The holidays are always a complicated time of the year, when one need to be extra cautious navigating the different cultural contexts for each and every person you care about, and much of society where we live our lives.
It can be really stressful and sometimes overwhelming to walk the fine line of saying what you feel or think openly (very much my nature), or use some more politically correct way that won’t offend others. Where is the point when I’m being dishonest and unfair to myself for “cutting some slack” to so many others? It’s hard to know for sure.
The holidays are first and foremost, a matter of tradition and upbringing. I have this dear friend of mine from Australia, for whom Christmas was the best time of the year. A time for family, songs, lights and celebration, all with a summer flavor. I know, back in Chile where I grew up, December 25th is total party time, the official beginning of the summer.
But I didn’t get any of that myself. Since my mother raised me as a Jehovah’s Witness, Christmases were off limits. No matter how you want to portrait it, Christmas is, and has always been a religious holiday, and as weird as it sounds for the folks that don’t know, the Witnesses do not participate in Christmas, citing (correctly, may I add) its pagan origins.
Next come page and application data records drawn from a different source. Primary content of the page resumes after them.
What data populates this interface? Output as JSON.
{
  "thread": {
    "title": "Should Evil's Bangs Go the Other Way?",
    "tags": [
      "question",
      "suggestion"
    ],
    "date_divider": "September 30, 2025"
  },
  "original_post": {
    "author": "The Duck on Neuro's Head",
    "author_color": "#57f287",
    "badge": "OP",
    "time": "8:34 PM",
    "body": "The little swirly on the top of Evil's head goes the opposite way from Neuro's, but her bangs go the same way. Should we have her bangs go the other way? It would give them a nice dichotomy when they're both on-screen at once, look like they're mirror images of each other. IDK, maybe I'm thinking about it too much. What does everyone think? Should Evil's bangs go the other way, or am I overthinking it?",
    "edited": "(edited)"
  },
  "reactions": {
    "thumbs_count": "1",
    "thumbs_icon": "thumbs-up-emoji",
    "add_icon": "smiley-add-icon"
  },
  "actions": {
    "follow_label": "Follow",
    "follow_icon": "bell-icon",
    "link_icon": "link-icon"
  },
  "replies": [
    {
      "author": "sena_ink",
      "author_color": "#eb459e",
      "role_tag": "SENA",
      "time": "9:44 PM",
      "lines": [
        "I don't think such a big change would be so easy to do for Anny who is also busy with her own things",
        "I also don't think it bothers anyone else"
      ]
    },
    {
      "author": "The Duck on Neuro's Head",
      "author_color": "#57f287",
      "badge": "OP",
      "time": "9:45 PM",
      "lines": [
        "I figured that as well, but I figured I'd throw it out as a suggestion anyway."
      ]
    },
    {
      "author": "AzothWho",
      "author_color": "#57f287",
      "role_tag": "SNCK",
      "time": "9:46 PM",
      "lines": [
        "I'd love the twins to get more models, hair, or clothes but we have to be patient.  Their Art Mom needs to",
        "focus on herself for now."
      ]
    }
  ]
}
So the attitude in my house growing up was of a deep sense of isolation and dismissal of Christmas. That’s hard to shake off, even after all these years and now being openly atheist.
Interestingly, there is no such a thing as an “atheist community”. It would be like herding cats, since atheism is not a belief system; it’s a lack thereof. Some have opted to just embrace it like another day off or a great time for shopping, while some others hold a grudge against it. Some, like Richard Dawkins, probably the most famous atheist alive, openly celebrates it. To each their own.
But I just can’t. It’s probably a mix of that deep brainwashing from my childhood and my profound commitment to a secular-only life. I draw the line by having a tree in my house and may be outdoor lights later on to please my wife, but that’s as much of it as I can take.
It’s also hard for me to make the decision of attending or not when friends invite me for Christmas dinner, out of respect for them, as well as self-respect. I don’t want to be the only one around not fully engaged in the expected rituals of the gifts, Santa, the special music and the songs that everybody seems to know by heart. It’s not fair for them and it’s not fair for me.
Part of embracing diversity is also accepting that other people may feel uncomfortable with the way I am, and that I can be uncomfortable with a very mainstream celebration like this one, so I think it’s perfectly OK to keep my distance so we can all have our space.
I, for one, will enjoy watching “Christmas Movies” (Die Hard and Die Hard 2) while eating Chinese food in my pijamas. Live and let live.comments powered by Disqus